**THE PROBLEM**.
Would you output the entries below only from the line containing "Read all visible" through the line containing "Parse this screenshot: output", exactly as they stand and with both ends included?

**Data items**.
____

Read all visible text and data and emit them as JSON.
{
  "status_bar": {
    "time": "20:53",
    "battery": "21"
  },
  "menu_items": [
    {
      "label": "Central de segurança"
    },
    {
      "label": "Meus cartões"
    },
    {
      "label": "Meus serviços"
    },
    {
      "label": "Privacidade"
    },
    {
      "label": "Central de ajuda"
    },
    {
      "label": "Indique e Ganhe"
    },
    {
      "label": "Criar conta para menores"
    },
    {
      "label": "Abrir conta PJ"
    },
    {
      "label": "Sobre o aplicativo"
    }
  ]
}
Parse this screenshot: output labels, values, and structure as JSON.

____

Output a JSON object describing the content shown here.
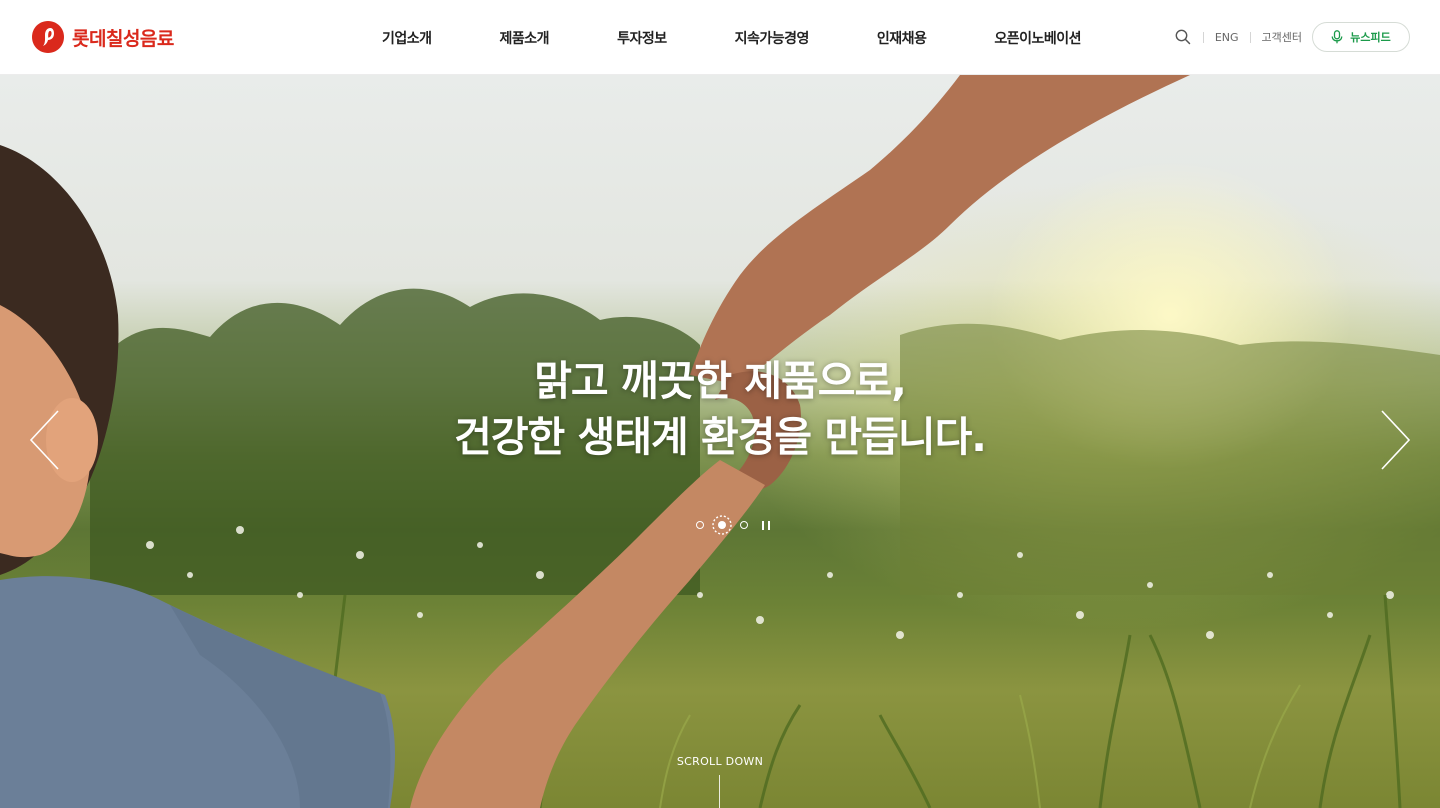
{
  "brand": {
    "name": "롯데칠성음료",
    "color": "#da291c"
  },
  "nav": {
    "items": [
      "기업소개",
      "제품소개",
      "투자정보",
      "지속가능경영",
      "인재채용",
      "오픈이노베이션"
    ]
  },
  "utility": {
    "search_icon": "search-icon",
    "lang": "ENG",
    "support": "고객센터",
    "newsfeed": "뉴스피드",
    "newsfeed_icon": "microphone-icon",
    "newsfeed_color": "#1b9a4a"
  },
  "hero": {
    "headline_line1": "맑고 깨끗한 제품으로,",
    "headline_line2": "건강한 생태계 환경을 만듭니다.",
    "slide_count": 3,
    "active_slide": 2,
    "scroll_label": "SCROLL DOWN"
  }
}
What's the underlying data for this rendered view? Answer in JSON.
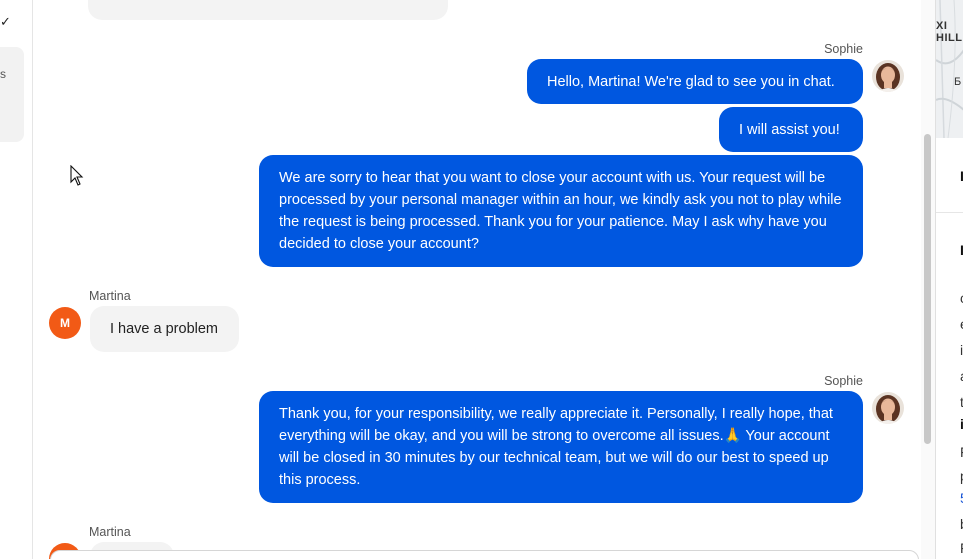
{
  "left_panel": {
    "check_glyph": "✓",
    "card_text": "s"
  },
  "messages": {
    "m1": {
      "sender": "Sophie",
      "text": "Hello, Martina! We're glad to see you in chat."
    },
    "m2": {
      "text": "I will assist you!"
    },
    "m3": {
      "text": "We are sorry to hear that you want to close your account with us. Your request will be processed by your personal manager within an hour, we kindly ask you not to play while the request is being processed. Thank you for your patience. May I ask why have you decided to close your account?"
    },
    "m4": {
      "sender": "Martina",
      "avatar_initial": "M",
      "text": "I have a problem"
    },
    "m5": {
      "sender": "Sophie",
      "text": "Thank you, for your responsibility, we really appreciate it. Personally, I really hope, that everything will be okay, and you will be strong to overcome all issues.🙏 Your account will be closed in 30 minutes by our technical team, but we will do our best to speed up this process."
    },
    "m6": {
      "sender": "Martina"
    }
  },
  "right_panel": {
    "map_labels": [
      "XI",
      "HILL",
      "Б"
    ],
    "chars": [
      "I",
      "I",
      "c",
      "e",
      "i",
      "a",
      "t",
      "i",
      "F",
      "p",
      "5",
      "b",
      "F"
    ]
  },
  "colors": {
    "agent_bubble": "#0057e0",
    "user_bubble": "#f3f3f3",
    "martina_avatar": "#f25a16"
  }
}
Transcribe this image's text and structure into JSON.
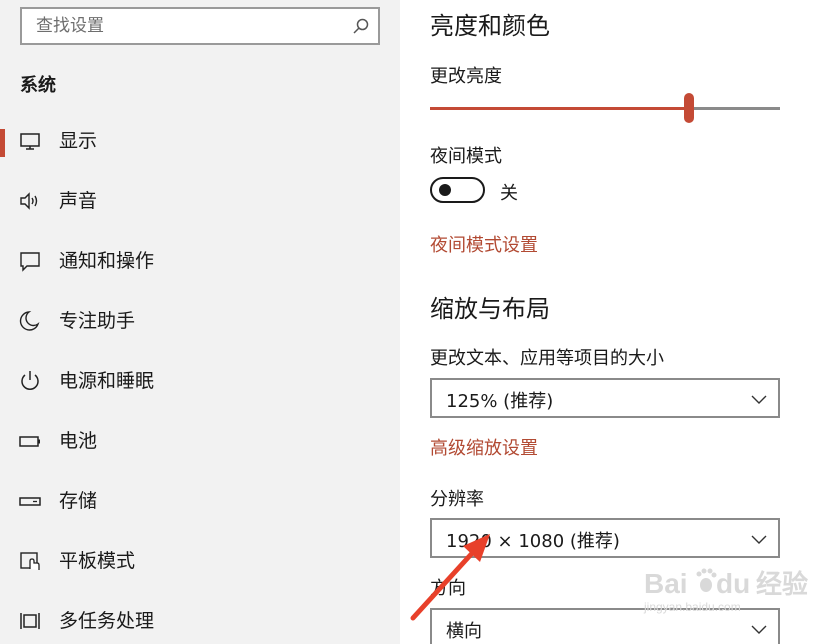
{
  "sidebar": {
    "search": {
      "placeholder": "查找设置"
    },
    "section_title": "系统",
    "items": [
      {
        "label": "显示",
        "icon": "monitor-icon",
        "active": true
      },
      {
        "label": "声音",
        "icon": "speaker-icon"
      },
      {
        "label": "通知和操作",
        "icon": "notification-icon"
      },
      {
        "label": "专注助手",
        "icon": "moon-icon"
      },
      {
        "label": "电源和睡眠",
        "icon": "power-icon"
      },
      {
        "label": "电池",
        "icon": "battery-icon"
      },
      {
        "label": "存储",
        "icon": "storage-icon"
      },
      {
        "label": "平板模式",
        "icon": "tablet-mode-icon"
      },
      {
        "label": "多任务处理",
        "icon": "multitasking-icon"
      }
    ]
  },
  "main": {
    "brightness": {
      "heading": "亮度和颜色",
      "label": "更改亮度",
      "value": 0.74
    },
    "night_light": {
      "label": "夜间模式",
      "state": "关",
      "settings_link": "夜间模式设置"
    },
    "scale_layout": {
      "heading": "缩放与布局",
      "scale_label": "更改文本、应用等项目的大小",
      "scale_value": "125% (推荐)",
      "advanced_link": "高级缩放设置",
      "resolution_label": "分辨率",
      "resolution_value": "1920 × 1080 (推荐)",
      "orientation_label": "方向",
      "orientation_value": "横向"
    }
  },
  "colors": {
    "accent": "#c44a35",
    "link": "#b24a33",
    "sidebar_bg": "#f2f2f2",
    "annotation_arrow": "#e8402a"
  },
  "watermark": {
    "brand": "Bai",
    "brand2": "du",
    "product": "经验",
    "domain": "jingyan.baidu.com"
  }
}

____

**RESPONSE BOX**.
Read all visible text and data and emit them as JSON.
{
  "status_bar": {
    "time": "20:53",
    "battery": "21"
  },
  "menu_items": [
    {
      "label": "Central de segurança"
    },
    {
      "label": "Meus cartões"
    },
    {
      "label": "Meus serviços"
    },
    {
      "label": "Privacidade"
    },
    {
      "label": "Central de ajuda"
    },
    {
      "label": "Indique e Ganhe"
    },
    {
      "label": "Criar conta para menores"
    },
    {
      "label": "Abrir conta PJ"
    },
    {
      "label": "Sobre o aplicativo"
    }
  ]
}
Parse this screenshot: output labels, values, and structure as JSON.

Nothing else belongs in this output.